Shareholder Sean Sweeney explains the most efficient way to file a complaint against a Financial Advisor.

How to file a complaint against a Financial Advisor

  1. Identify whether or not you have a claim (did your broker-dealer do something wrong that’s actionable)
  2. Determine what your damages are
  3. File a complaint through the FINRA arbitration process

“The most effective way to file a complaint against a financial advisor is to bring a claim against them in FINRA arbitration. They can only bring a claim against them if they are actually registered with a broker-dealer – a Wall Street Bank, but an investment bank that’s actually registered with FINRA. Those are the entities for which you can bring a claim in FINRA arbitration. But the actual steps to bring a claim is first identifying whether you have a claim. Every case is really broken down into liability and damages.

So first is to establish whether or not they did something wrong that’s actionable. The fact that your account lost money is not in and of itself enough to bring a claim. There has to be some violation of the duty of your financial advisor in order for you to be able to bring a claim to try to recover. This can be that they put you into unsuitable investments, term of art meaning things that were too risky for your risk tolerance or time horizon. It could be that they had discretion over your account. They get to choose the investments and they breach their fiduciary duty. Again, they invested your funds in a manner that was improper for you. Typically you’re going to indicate when you open an account what your risk tolerance is, what your time horizon is, what your investment objectives are. And they’re supposed to only provide advice that’s consistent with those. If they don’t do that, then you may have a claim.

The next is to determine what your damages are. We have a couple of different ways of measuring damages and it kind of depends on what the nature of your claim is. But the first thing you’re always going to look at is what are your net out-of-pocket losses. What did you actually lose as a result of the conduct of your financial advisor? From there we’re also of course going to look at what is the opportunity cost? What did you lose as result of not getting proper investment advice? We often measure this by what’s called a “well-managed portfolio” (Or, a “market adjusted portfolio” is another term for it) something where we might have an expert witness take a look at your investments and calculate what you would have had if it had been invested properly or consistent with your risk tolerance and investment objectives and determine the damages from there. The other damages that you might seek are statutory interest on the money that you have lost as well as actual attorneys fees. The FINRA Arbitration Forum does allow for those damages though it’s not common for those to be awarded.

If you determine that you have a claim, then you file a complaint through the FINRA arbitration process and the process goes from there. You can see some of our other videos about what’s entailed in that process But, basically, it goes through and you have your claim ultimately decided by a panel of arbitrators instead of a judge and a jury.”
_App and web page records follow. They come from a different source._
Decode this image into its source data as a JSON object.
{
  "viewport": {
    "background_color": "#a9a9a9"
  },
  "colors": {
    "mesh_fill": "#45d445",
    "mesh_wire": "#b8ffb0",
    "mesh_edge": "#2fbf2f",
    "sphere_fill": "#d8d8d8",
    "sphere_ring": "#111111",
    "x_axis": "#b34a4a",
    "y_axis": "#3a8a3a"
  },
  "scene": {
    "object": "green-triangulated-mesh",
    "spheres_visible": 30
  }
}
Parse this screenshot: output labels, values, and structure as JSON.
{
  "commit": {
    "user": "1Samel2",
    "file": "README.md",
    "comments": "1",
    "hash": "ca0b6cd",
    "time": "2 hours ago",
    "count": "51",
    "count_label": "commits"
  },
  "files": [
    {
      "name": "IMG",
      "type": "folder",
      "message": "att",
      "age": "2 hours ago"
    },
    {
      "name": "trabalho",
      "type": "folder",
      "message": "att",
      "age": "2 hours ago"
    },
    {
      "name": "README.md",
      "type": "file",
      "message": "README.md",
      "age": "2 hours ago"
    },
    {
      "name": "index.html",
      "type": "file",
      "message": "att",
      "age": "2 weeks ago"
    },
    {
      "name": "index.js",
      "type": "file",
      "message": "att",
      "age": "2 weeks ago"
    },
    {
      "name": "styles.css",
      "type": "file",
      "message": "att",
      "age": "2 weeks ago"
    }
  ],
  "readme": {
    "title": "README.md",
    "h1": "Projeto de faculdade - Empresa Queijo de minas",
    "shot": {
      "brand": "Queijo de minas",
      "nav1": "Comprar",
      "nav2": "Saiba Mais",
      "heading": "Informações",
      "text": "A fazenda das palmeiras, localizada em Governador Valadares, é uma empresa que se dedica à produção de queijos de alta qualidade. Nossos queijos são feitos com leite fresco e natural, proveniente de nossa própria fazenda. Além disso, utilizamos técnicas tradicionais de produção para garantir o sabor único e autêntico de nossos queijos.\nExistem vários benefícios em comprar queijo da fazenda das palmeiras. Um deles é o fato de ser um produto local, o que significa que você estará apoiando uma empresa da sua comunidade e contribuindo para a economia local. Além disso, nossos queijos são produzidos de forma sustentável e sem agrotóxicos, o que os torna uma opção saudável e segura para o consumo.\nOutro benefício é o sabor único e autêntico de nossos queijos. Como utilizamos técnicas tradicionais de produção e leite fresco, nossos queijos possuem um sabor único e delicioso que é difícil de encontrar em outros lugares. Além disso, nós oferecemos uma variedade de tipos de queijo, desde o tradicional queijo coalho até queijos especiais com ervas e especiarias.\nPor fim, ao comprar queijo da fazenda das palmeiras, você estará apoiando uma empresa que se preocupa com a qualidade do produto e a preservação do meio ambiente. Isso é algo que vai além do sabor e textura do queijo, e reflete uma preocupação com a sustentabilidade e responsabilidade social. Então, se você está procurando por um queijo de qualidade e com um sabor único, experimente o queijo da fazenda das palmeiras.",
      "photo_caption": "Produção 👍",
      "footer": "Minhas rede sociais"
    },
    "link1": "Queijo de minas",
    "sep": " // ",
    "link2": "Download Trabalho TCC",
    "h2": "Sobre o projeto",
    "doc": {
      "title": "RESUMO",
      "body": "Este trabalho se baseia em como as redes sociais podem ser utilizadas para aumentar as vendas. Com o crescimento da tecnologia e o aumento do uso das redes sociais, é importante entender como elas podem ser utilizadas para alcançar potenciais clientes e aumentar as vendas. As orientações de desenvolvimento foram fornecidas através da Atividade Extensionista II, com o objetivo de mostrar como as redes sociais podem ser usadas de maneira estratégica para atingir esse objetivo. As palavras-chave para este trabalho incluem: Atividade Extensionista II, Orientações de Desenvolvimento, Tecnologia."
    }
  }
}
The Securities Lawyers practice group at Halling & Cayo, S.C. can help. We take cases all over the country, and we only get paid if we win. Contact us to set up a meeting to review your case.